** Opening Data records block **

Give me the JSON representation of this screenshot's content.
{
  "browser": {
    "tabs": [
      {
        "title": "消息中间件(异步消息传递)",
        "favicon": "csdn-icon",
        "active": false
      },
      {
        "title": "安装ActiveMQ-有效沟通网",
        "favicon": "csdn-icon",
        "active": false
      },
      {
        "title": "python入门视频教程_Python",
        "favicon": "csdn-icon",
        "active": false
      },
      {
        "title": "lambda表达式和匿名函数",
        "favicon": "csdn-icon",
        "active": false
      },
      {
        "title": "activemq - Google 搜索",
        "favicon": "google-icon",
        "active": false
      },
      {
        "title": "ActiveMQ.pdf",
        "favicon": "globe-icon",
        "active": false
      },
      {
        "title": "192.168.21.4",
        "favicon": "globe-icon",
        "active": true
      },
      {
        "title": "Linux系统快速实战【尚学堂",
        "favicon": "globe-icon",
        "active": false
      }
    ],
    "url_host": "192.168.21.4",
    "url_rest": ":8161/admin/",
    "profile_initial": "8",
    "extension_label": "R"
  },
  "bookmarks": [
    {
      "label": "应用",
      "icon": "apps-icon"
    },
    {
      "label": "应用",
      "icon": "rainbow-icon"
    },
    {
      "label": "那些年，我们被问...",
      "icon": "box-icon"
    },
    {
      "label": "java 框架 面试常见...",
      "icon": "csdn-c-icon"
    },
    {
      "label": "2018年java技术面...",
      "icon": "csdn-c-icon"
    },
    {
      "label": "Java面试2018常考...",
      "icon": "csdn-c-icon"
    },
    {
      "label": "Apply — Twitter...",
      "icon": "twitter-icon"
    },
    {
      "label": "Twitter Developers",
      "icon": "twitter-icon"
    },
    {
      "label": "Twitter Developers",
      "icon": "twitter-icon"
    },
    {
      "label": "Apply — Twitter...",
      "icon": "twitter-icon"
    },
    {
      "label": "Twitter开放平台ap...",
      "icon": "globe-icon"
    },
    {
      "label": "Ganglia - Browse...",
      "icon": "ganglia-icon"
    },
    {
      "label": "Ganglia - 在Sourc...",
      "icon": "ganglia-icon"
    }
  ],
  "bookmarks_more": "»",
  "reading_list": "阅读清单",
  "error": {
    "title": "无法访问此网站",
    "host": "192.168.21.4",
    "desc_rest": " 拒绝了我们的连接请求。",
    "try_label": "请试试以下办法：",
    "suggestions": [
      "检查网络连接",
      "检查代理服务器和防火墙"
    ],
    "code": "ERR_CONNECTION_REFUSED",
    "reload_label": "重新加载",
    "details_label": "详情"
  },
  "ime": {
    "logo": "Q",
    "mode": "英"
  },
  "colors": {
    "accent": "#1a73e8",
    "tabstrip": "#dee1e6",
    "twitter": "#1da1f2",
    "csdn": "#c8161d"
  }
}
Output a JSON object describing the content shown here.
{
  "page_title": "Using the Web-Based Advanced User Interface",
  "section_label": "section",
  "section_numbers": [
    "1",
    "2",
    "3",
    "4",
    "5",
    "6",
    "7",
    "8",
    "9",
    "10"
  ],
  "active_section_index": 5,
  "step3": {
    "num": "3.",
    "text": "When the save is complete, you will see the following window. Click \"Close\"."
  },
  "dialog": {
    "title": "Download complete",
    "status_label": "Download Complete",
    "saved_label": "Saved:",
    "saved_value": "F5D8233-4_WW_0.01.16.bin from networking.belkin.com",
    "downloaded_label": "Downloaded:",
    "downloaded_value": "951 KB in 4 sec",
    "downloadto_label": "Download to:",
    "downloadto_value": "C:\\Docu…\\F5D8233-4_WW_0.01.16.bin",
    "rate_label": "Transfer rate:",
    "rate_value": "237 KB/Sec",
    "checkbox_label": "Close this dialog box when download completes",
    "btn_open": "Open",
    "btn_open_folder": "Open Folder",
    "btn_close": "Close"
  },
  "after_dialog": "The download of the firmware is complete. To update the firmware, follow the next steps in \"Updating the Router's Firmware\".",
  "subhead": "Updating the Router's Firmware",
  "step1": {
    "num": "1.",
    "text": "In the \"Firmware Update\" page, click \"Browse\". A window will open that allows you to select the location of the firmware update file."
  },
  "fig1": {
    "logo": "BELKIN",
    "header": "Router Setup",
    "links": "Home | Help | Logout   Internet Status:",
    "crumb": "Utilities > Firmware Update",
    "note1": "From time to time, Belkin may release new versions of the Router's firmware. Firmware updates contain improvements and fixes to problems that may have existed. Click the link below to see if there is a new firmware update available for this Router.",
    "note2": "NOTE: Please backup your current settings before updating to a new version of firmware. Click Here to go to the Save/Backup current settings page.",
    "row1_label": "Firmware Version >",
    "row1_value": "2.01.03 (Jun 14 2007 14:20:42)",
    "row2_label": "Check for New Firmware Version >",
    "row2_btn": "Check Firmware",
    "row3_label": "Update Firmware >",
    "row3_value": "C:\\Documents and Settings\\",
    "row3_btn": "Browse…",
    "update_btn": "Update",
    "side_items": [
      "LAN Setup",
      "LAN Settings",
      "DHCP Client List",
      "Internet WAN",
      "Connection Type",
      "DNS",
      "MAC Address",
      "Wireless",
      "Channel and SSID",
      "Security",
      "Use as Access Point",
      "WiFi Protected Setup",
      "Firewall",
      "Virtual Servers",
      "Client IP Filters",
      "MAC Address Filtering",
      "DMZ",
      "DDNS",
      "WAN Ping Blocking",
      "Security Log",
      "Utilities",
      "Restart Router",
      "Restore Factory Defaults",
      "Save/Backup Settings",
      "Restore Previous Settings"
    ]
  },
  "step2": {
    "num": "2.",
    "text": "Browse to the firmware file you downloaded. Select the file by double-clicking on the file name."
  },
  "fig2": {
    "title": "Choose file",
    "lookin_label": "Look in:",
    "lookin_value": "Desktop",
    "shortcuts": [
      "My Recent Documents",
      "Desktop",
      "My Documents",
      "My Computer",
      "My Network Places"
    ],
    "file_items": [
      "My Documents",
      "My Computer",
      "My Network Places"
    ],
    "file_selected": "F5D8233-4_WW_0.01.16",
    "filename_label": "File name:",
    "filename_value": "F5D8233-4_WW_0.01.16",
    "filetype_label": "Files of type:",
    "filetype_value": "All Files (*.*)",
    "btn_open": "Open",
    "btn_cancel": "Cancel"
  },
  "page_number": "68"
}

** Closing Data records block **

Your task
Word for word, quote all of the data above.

Solution below
Give me the JSON representation of this screenshot's content.
{
  "browser": {
    "tabs": [
      {
        "title": "消息中间件(异步消息传递)",
        "favicon": "csdn-icon",
        "active": false
      },
      {
        "title": "安装ActiveMQ-有效沟通网",
        "favicon": "csdn-icon",
        "active": false
      },
      {
        "title": "python入门视频教程_Python",
        "favicon": "csdn-icon",
        "active": false
      },
      {
        "title": "lambda表达式和匿名函数",
        "favicon": "csdn-icon",
        "active": false
      },
      {
        "title": "activemq - Google 搜索",
        "favicon": "google-icon",
        "active": false
      },
      {
        "title": "ActiveMQ.pdf",
        "favicon": "globe-icon",
        "active": false
      },
      {
        "title": "192.168.21.4",
        "favicon": "globe-icon",
        "active": true
      },
      {
        "title": "Linux系统快速实战【尚学堂",
        "favicon": "globe-icon",
        "active": false
      }
    ],
    "url_host": "192.168.21.4",
    "url_rest": ":8161/admin/",
    "profile_initial": "8",
    "extension_label": "R"
  },
  "bookmarks": [
    {
      "label": "应用",
      "icon": "apps-icon"
    },
    {
      "label": "应用",
      "icon": "rainbow-icon"
    },
    {
      "label": "那些年，我们被问...",
      "icon": "box-icon"
    },
    {
      "label": "java 框架 面试常见...",
      "icon": "csdn-c-icon"
    },
    {
      "label": "2018年java技术面...",
      "icon": "csdn-c-icon"
    },
    {
      "label": "Java面试2018常考...",
      "icon": "csdn-c-icon"
    },
    {
      "label": "Apply — Twitter...",
      "icon": "twitter-icon"
    },
    {
      "label": "Twitter Developers",
      "icon": "twitter-icon"
    },
    {
      "label": "Twitter Developers",
      "icon": "twitter-icon"
    },
    {
      "label": "Apply — Twitter...",
      "icon": "twitter-icon"
    },
    {
      "label": "Twitter开放平台ap...",
      "icon": "globe-icon"
    },
    {
      "label": "Ganglia - Browse...",
      "icon": "ganglia-icon"
    },
    {
      "label": "Ganglia - 在Sourc...",
      "icon": "ganglia-icon"
    }
  ],
  "bookmarks_more": "»",
  "reading_list": "阅读清单",
  "error": {
    "title": "无法访问此网站",
    "host": "192.168.21.4",
    "desc_rest": " 拒绝了我们的连接请求。",
    "try_label": "请试试以下办法：",
    "suggestions": [
      "检查网络连接",
      "检查代理服务器和防火墙"
    ],
    "code": "ERR_CONNECTION_REFUSED",
    "reload_label": "重新加载",
    "details_label": "详情"
  },
  "ime": {
    "logo": "Q",
    "mode": "英"
  },
  "colors": {
    "accent": "#1a73e8",
    "tabstrip": "#dee1e6",
    "twitter": "#1da1f2",
    "csdn": "#c8161d"
  }
}
Output a JSON object describing the content shown here.
{
  "page_title": "Using the Web-Based Advanced User Interface",
  "section_label": "section",
  "section_numbers": [
    "1",
    "2",
    "3",
    "4",
    "5",
    "6",
    "7",
    "8",
    "9",
    "10"
  ],
  "active_section_index": 5,
  "step3": {
    "num": "3.",
    "text": "When the save is complete, you will see the following window. Click \"Close\"."
  },
  "dialog": {
    "title": "Download complete",
    "status_label": "Download Complete",
    "saved_label": "Saved:",
    "saved_value": "F5D8233-4_WW_0.01.16.bin from networking.belkin.com",
    "downloaded_label": "Downloaded:",
    "downloaded_value": "951 KB in 4 sec",
    "downloadto_label": "Download to:",
    "downloadto_value": "C:\\Docu…\\F5D8233-4_WW_0.01.16.bin",
    "rate_label": "Transfer rate:",
    "rate_value": "237 KB/Sec",
    "checkbox_label": "Close this dialog box when download completes",
    "btn_open": "Open",
    "btn_open_folder": "Open Folder",
    "btn_close": "Close"
  },
  "after_dialog": "The download of the firmware is complete. To update the firmware, follow the next steps in \"Updating the Router's Firmware\".",
  "subhead": "Updating the Router's Firmware",
  "step1": {
    "num": "1.",
    "text": "In the \"Firmware Update\" page, click \"Browse\". A window will open that allows you to select the location of the firmware update file."
  },
  "fig1": {
    "logo": "BELKIN",
    "header": "Router Setup",
    "links": "Home | Help | Logout   Internet Status:",
    "crumb": "Utilities > Firmware Update",
    "note1": "From time to time, Belkin may release new versions of the Router's firmware. Firmware updates contain improvements and fixes to problems that may have existed. Click the link below to see if there is a new firmware update available for this Router.",
    "note2": "NOTE: Please backup your current settings before updating to a new version of firmware. Click Here to go to the Save/Backup current settings page.",
    "row1_label": "Firmware Version >",
    "row1_value": "2.01.03 (Jun 14 2007 14:20:42)",
    "row2_label": "Check for New Firmware Version >",
    "row2_btn": "Check Firmware",
    "row3_label": "Update Firmware >",
    "row3_value": "C:\\Documents and Settings\\",
    "row3_btn": "Browse…",
    "update_btn": "Update",
    "side_items": [
      "LAN Setup",
      "LAN Settings",
      "DHCP Client List",
      "Internet WAN",
      "Connection Type",
      "DNS",
      "MAC Address",
      "Wireless",
      "Channel and SSID",
      "Security",
      "Use as Access Point",
      "WiFi Protected Setup",
      "Firewall",
      "Virtual Servers",
      "Client IP Filters",
      "MAC Address Filtering",
      "DMZ",
      "DDNS",
      "WAN Ping Blocking",
      "Security Log",
      "Utilities",
      "Restart Router",
      "Restore Factory Defaults",
      "Save/Backup Settings",
      "Restore Previous Settings"
    ]
  },
  "step2": {
    "num": "2.",
    "text": "Browse to the firmware file you downloaded. Select the file by double-clicking on the file name."
  },
  "fig2": {
    "title": "Choose file",
    "lookin_label": "Look in:",
    "lookin_value": "Desktop",
    "shortcuts": [
      "My Recent Documents",
      "Desktop",
      "My Documents",
      "My Computer",
      "My Network Places"
    ],
    "file_items": [
      "My Documents",
      "My Computer",
      "My Network Places"
    ],
    "file_selected": "F5D8233-4_WW_0.01.16",
    "filename_label": "File name:",
    "filename_value": "F5D8233-4_WW_0.01.16",
    "filetype_label": "Files of type:",
    "filetype_value": "All Files (*.*)",
    "btn_open": "Open",
    "btn_cancel": "Cancel"
  },
  "page_number": "68"
}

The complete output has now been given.